• [Your assignment]: Scan the records below for the word "subitem". Copy each line where it appears.
--- Data for this exercise ---
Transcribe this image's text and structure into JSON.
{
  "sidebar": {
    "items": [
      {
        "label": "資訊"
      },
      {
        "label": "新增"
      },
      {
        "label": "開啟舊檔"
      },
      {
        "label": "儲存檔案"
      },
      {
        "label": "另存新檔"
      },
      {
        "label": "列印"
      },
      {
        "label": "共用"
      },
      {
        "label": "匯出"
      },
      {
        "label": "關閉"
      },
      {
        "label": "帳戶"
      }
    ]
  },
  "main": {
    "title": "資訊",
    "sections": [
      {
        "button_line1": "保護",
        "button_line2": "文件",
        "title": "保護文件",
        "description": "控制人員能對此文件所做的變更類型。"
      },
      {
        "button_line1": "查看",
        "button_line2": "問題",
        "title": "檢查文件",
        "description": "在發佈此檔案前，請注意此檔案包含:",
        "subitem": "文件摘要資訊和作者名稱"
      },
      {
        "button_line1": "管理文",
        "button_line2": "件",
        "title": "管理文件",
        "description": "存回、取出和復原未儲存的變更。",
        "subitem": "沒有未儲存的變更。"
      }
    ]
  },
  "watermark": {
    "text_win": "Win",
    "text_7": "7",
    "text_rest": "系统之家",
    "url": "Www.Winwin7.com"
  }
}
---
• [The answer]:
        "subitem": "文件摘要資訊和作者名稱"
        "subitem": "沒有未儲存的變更。"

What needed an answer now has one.